Excerpts from an interface dataset:
Start of Block

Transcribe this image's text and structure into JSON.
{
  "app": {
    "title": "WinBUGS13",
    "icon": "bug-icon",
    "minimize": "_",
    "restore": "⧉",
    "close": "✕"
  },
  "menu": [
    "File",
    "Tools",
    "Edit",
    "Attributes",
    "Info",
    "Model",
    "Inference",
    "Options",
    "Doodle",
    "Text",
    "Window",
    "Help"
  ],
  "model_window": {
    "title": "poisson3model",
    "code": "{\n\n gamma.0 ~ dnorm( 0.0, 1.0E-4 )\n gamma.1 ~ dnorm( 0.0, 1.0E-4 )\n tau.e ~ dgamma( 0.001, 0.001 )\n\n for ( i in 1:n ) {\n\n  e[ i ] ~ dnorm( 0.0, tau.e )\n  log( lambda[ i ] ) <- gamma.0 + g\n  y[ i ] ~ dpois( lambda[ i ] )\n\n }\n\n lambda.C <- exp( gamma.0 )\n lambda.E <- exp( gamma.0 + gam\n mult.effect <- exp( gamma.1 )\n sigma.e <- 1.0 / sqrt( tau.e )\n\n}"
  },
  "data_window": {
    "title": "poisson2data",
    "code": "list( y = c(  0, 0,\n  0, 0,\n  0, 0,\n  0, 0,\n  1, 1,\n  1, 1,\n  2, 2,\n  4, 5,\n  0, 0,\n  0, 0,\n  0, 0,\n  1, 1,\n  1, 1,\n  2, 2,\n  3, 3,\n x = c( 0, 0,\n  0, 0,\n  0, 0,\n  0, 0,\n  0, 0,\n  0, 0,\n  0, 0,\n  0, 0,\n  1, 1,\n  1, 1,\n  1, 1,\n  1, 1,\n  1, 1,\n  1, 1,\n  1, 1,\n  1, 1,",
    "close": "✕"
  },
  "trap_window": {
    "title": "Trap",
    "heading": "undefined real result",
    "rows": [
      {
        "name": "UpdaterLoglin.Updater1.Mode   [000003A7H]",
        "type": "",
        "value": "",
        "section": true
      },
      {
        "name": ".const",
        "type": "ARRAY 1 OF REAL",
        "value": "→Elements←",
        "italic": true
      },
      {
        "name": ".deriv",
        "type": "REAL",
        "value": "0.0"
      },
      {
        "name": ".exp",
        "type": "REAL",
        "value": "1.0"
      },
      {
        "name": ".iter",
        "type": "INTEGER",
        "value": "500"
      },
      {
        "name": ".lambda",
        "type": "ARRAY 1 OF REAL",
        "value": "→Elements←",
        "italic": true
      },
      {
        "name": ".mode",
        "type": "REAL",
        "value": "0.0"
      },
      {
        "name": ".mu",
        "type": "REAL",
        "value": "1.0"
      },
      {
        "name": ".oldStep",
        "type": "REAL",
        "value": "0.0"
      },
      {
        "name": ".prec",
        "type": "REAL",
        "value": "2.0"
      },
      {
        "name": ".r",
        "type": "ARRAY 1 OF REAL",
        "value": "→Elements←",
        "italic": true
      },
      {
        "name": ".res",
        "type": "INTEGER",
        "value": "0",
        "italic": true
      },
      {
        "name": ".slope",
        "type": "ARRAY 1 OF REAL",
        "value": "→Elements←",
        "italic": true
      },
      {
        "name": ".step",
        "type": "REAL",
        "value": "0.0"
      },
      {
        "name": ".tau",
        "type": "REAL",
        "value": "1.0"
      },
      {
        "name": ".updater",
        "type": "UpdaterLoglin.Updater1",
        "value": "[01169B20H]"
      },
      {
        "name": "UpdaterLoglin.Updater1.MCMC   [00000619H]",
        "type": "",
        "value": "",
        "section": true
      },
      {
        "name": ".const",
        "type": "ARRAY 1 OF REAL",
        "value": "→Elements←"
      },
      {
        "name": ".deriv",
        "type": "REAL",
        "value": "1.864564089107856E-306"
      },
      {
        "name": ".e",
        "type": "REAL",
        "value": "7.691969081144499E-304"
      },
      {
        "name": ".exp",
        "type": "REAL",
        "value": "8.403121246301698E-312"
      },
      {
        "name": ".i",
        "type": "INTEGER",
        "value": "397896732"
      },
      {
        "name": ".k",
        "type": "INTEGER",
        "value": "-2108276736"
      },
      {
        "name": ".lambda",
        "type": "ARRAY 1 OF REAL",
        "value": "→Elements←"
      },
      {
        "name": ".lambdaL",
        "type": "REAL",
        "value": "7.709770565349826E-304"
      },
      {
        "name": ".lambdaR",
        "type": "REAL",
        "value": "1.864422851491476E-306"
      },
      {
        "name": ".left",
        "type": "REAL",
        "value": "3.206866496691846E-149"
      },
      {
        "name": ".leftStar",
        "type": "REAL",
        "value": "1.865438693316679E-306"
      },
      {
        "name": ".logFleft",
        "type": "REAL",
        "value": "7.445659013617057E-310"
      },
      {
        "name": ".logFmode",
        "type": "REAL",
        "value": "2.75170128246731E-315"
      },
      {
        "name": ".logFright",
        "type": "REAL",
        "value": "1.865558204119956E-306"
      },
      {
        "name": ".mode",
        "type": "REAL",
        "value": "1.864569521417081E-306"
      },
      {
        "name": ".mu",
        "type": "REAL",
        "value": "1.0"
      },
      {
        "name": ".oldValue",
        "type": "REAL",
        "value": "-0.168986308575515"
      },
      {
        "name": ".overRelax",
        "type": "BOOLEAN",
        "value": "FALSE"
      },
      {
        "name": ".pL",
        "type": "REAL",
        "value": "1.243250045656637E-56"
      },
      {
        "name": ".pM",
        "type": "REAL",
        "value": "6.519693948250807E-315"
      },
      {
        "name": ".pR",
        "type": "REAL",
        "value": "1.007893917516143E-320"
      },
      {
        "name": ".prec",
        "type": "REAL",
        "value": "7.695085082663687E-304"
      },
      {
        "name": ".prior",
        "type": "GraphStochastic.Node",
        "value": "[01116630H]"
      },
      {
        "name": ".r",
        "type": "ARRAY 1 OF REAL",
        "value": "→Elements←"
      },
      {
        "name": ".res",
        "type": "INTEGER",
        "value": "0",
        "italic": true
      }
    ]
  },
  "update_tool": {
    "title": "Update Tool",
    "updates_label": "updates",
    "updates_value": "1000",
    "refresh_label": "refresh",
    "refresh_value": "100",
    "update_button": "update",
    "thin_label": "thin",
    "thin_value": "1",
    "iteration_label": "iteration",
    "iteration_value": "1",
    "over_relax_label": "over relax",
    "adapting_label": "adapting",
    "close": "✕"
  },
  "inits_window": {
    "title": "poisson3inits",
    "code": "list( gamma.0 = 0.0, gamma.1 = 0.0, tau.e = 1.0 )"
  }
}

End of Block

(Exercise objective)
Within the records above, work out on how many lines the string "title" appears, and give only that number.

(Solution to the problem)
6